Mechanochemical Multistep Approach to Diacylglycerols

  • Author:
  • Published: 08 April 2019
  • Copyright: Wiley-VCH Verlag GmbH & Co. KGaA, Weinheim
  • Source / Publisher: Beilstein Journal of Organic Chemistry/Beilstein-Institut
thumbnail image: Mechanochemical Multistep Approach to Diacylglycerols

Mechanochemical methods use mechanical energy, such as compression, shear, or friction, for chemical transformations. They have great potential for use in solvent-free synthesis. The use of ball milling techniques has extended its application to the synthesis of architecturally complex targets. Many biologically building blocks, such as amino acids, peptides, saccharides, nucleotides, and nucleosides, have been prepared by mechanochemical synthesis. However, mechanosynthesis of lipids by ball milling techniques has remained essentially unexplored.

José G. Hernández and Carsten Bolm, RWTH Aachen University, Germany, and colleagues have developed a mechanochemical multistep synthetic route to mono- and diacylglycerol derivatives. The team started with glycidol (pictured) and added a hydroxy protecting group. This step is followed by a metal-catalyzed epoxide-ring opening and the solvent-free ester formation between monoacylglycerols and fatty acids to afford diacylglycerols (DAGs).

DAGs are glycerolipids containing two fatty acids esterified to the alcohol glycerol. They are important due to their signaling functions in cells. Biological routes to form DAGs include enzymatic degradation of glycerophospholipids and lipolysis of triacylglycerols (TAGs). However, due to the structural diversity of fatty acids present in acylglycerols and to the small structural differences among these fatty acids (e.g., chain length, degree of unsaturation, double bond position, stereochemistry), the access to pure DAGs and TAGs from natural sources by extraction is inconvenient.
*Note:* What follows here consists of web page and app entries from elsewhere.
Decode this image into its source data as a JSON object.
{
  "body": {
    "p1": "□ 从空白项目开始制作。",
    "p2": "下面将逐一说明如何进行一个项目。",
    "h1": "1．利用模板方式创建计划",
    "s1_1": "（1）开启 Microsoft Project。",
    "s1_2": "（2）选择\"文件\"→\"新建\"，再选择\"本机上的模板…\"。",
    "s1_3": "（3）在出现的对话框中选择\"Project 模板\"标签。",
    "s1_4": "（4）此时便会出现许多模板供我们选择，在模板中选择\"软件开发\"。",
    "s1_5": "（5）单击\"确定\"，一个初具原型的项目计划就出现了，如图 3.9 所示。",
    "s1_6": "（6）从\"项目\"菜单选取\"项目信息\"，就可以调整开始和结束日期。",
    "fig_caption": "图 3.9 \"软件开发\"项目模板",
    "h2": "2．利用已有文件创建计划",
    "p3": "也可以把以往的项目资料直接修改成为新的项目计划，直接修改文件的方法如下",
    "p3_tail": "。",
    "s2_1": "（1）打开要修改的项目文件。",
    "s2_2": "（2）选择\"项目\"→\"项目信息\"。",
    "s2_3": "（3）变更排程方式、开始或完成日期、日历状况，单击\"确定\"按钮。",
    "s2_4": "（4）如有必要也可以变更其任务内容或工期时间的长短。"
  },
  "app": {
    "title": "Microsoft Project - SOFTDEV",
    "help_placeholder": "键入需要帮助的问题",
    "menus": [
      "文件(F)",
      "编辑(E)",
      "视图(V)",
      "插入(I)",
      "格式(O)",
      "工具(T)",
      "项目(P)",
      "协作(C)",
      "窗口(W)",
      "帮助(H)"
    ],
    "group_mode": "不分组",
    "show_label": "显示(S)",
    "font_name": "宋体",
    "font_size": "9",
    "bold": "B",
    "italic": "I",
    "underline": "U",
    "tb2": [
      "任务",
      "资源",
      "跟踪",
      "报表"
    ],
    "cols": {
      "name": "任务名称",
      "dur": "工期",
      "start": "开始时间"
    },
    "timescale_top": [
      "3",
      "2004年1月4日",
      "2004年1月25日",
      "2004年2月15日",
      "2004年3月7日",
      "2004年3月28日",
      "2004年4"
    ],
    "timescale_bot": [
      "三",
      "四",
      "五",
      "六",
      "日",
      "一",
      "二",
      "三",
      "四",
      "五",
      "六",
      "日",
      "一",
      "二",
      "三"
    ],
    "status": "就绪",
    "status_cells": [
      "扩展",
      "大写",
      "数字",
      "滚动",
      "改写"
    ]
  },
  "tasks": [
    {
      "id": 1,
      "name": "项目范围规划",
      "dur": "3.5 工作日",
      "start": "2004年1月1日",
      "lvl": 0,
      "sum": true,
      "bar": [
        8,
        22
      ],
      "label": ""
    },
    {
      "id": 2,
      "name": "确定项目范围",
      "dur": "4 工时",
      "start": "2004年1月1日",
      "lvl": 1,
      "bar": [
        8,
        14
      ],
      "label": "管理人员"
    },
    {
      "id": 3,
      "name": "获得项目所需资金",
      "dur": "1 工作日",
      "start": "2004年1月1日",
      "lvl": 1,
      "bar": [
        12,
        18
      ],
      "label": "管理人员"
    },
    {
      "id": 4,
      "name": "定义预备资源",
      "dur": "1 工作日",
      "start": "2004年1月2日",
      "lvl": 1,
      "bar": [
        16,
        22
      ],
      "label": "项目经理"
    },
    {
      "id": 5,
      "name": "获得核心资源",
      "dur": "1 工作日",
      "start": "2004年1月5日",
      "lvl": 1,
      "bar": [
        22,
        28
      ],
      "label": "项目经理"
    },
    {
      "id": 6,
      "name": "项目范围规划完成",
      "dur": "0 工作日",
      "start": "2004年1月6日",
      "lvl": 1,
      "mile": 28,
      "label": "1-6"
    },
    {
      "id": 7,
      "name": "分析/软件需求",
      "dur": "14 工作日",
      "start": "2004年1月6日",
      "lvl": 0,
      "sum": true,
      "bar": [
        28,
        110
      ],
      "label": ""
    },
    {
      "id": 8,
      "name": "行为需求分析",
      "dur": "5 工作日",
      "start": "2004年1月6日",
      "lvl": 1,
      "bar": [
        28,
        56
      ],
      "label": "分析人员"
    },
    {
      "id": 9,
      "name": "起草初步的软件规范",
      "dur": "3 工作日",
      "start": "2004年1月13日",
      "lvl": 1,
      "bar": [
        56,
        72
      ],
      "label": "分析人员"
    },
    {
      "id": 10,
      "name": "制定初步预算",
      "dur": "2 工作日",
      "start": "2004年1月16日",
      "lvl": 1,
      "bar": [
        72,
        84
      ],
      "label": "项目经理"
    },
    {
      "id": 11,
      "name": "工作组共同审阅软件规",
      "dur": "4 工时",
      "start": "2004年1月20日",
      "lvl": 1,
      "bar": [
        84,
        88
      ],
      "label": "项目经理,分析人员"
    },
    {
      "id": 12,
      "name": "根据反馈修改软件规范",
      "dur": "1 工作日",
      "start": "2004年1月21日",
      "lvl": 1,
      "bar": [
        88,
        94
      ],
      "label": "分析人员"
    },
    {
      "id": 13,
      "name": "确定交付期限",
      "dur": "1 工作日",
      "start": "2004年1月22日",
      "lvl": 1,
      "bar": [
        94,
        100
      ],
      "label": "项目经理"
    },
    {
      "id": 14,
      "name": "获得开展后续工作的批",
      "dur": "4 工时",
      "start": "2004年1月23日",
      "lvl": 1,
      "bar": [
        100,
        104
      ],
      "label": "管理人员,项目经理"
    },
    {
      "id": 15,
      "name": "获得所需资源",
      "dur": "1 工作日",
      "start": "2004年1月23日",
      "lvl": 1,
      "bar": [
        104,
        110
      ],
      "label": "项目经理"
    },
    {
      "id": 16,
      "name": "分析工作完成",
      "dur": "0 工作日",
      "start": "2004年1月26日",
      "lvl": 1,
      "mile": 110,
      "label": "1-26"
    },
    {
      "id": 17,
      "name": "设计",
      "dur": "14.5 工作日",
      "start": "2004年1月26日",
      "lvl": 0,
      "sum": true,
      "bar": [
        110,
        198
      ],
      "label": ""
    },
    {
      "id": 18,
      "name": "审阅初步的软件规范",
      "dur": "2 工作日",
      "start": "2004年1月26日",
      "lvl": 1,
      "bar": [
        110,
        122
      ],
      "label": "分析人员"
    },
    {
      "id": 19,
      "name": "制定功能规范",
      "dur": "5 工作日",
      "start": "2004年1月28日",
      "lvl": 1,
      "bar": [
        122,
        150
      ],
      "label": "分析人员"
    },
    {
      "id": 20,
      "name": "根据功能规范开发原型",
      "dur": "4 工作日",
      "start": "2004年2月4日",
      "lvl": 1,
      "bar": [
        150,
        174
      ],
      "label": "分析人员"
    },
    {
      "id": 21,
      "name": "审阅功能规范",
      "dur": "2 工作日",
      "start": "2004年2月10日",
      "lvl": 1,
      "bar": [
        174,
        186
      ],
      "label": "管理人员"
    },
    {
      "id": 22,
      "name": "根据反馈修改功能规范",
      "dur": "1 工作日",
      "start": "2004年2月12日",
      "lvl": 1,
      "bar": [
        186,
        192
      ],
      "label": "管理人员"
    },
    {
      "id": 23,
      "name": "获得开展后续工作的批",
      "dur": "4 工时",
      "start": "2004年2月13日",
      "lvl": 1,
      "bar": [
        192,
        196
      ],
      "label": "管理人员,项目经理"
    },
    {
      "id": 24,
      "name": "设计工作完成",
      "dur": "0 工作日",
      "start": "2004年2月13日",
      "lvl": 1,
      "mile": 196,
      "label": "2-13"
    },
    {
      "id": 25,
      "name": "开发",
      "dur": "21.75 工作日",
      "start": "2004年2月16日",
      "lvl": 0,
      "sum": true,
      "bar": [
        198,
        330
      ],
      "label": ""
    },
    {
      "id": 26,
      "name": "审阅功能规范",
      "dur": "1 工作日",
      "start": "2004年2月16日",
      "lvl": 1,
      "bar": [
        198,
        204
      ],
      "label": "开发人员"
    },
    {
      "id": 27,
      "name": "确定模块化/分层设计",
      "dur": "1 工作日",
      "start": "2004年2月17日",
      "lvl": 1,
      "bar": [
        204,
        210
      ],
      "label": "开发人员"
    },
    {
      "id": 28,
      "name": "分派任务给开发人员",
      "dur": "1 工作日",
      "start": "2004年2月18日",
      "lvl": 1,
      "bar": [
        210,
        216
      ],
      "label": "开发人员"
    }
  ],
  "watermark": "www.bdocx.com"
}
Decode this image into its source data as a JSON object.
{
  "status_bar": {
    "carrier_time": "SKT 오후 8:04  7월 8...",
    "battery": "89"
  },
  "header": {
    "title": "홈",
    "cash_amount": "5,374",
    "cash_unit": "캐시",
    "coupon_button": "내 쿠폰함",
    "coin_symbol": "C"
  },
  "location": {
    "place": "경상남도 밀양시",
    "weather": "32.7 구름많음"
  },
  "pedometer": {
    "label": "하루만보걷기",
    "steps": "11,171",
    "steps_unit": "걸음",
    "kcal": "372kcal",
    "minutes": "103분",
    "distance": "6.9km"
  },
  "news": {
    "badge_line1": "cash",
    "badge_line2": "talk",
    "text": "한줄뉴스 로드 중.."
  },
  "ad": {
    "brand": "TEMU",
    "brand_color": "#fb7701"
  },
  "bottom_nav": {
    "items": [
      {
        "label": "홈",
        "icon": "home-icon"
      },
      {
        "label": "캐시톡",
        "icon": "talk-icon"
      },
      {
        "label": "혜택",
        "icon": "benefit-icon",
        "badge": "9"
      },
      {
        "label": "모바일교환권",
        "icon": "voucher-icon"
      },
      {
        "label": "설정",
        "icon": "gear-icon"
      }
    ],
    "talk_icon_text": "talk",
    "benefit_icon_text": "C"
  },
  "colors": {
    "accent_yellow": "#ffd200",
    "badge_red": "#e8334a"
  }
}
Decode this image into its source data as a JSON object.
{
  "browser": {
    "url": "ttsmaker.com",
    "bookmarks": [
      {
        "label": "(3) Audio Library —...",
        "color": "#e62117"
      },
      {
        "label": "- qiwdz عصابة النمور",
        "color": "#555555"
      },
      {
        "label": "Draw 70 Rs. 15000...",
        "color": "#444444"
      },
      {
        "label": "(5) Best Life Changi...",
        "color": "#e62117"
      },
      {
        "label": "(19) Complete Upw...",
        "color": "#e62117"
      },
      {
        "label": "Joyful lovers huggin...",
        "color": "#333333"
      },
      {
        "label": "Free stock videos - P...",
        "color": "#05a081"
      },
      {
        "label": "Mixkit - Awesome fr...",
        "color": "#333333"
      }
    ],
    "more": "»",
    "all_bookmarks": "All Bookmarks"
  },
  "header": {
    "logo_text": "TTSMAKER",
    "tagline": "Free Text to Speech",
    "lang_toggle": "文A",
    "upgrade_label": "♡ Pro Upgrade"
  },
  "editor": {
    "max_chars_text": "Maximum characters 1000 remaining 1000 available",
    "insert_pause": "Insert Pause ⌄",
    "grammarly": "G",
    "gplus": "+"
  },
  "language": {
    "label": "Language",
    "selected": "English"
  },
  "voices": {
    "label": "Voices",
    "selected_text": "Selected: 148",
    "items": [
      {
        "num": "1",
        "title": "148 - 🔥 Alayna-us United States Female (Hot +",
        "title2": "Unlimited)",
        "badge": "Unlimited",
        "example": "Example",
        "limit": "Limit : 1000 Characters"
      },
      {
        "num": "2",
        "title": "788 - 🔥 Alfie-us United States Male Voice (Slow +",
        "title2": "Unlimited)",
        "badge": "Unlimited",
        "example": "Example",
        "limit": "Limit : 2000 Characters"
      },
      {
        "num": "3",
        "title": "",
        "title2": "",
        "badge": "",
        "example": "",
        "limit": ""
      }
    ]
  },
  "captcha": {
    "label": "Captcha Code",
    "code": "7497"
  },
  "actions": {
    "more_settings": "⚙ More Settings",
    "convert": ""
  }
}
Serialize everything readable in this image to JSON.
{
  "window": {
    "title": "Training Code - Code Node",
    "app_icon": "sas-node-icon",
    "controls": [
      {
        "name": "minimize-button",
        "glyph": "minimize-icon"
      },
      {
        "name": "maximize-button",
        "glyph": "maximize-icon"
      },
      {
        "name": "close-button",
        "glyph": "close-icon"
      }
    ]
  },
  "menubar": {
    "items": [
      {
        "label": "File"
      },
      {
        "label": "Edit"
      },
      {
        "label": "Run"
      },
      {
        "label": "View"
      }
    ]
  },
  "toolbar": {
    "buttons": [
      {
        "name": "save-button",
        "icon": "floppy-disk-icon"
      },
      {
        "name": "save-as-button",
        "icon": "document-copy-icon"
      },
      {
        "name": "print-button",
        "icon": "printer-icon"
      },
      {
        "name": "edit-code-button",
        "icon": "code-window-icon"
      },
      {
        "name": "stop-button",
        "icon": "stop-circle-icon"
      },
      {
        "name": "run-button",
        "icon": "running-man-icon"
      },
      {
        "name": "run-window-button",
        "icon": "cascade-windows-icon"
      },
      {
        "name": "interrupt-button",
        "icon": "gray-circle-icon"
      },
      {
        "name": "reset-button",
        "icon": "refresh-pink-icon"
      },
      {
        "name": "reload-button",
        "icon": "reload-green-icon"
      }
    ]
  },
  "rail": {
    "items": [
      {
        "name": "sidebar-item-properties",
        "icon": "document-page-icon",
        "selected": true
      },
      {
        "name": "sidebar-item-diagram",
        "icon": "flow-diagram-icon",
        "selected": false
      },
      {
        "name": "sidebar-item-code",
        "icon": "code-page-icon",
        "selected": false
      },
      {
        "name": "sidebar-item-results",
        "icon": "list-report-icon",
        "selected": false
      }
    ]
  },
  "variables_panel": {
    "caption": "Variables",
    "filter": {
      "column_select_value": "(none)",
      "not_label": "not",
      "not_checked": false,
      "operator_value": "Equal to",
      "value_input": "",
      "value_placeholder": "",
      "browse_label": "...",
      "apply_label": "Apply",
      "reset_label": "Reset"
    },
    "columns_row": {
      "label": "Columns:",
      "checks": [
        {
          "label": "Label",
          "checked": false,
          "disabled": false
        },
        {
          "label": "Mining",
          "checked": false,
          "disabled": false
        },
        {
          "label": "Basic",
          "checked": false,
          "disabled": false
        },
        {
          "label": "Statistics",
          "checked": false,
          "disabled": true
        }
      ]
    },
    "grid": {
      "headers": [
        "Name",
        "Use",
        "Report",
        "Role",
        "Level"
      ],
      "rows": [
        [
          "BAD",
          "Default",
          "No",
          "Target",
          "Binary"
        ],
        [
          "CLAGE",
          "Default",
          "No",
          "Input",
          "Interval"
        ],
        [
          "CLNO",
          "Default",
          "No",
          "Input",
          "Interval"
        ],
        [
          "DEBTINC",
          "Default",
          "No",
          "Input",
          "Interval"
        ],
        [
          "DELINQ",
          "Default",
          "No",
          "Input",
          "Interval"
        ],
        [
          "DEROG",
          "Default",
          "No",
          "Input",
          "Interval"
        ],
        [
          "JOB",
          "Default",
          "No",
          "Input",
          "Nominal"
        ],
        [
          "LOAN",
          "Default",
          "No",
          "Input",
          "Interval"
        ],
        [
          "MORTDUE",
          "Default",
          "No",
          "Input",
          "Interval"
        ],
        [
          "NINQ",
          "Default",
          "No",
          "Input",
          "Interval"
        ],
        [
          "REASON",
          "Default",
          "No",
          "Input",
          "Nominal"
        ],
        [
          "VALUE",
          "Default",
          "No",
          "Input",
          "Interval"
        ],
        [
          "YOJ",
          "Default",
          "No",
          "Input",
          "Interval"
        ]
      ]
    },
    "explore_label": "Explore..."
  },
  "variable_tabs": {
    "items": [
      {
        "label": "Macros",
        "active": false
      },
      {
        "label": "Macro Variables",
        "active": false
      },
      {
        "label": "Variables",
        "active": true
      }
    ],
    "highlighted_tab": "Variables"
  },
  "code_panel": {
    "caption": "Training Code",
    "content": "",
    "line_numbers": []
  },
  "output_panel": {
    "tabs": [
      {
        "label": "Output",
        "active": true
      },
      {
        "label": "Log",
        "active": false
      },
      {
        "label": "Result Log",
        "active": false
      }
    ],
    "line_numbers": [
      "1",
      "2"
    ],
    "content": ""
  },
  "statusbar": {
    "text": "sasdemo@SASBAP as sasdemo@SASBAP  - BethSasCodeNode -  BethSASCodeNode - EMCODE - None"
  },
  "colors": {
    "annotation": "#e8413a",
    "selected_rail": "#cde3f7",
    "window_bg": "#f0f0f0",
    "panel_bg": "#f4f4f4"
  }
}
An alternative chemical synthesis starting from glycerol or glycidol involves multiple preparative steps in organic solvents, e.g., CH2Cl2, THF, Et2O.

Article Views: 1244

Sign in Area

Please sign in below

Additional Sign In options

Please note that to comment on an article you must be registered and logged in.
Registration is for free, you may already be registered to receive, e.g., the newsletter. When you register on this website, please ensure you view our terms and conditions. All comments are subject to moderation.

Article Comments - To add a comment please sign in

Bookmark and Share

If you would like to reuse any content, in print or online, from, please contact us first for permission. more

CONNECT: on Facebook on Twitter on YouTube on LinkedIn Sign up for our free newsletter

Magazine of Chemistry Europe (16 European Chemical Societies)published by Wiley-VCH